DIRECTIONS FOR THIS TASK >> Down to the last line, reproduce the data that follows, but skip the pictures.

App and web page records >>

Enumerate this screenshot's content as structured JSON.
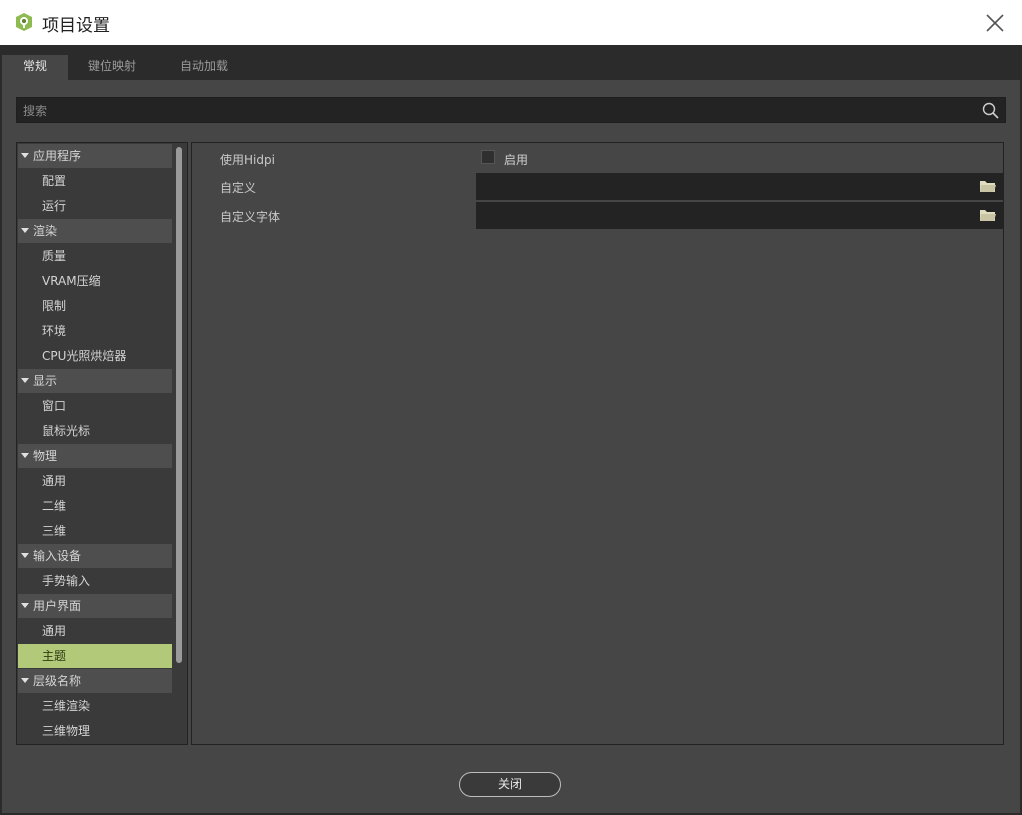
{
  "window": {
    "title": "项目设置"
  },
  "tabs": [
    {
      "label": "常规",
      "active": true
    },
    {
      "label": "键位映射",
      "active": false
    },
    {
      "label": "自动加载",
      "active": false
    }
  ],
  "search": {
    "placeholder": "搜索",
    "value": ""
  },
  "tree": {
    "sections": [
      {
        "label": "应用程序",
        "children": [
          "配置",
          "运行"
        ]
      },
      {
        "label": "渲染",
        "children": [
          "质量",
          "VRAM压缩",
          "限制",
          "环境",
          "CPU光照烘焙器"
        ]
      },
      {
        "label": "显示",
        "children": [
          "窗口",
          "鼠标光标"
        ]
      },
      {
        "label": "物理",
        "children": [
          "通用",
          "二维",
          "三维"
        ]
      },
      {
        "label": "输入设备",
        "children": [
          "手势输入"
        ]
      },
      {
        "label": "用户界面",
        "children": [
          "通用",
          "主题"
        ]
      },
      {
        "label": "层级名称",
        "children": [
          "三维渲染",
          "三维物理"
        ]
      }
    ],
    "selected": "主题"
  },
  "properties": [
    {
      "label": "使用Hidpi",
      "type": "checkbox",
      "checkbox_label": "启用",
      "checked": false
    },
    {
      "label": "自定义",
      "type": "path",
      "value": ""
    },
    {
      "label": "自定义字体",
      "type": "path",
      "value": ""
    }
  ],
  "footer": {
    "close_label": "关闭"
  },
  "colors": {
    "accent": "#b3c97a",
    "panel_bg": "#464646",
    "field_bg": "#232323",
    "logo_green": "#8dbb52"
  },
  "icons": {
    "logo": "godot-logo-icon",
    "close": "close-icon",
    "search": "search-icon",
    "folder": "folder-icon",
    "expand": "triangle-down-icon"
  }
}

TASK OUTPUT >>
Enumerate this screenshot's content as structured JSON.
{
  "window": {
    "title": "项目设置"
  },
  "tabs": [
    {
      "label": "常规",
      "active": true
    },
    {
      "label": "键位映射",
      "active": false
    },
    {
      "label": "自动加载",
      "active": false
    }
  ],
  "search": {
    "placeholder": "搜索",
    "value": ""
  },
  "tree": {
    "sections": [
      {
        "label": "应用程序",
        "children": [
          "配置",
          "运行"
        ]
      },
      {
        "label": "渲染",
        "children": [
          "质量",
          "VRAM压缩",
          "限制",
          "环境",
          "CPU光照烘焙器"
        ]
      },
      {
        "label": "显示",
        "children": [
          "窗口",
          "鼠标光标"
        ]
      },
      {
        "label": "物理",
        "children": [
          "通用",
          "二维",
          "三维"
        ]
      },
      {
        "label": "输入设备",
        "children": [
          "手势输入"
        ]
      },
      {
        "label": "用户界面",
        "children": [
          "通用",
          "主题"
        ]
      },
      {
        "label": "层级名称",
        "children": [
          "三维渲染",
          "三维物理"
        ]
      }
    ],
    "selected": "主题"
  },
  "properties": [
    {
      "label": "使用Hidpi",
      "type": "checkbox",
      "checkbox_label": "启用",
      "checked": false
    },
    {
      "label": "自定义",
      "type": "path",
      "value": ""
    },
    {
      "label": "自定义字体",
      "type": "path",
      "value": ""
    }
  ],
  "footer": {
    "close_label": "关闭"
  },
  "colors": {
    "accent": "#b3c97a",
    "panel_bg": "#464646",
    "field_bg": "#232323",
    "logo_green": "#8dbb52"
  },
  "icons": {
    "logo": "godot-logo-icon",
    "close": "close-icon",
    "search": "search-icon",
    "folder": "folder-icon",
    "expand": "triangle-down-icon"
  }
}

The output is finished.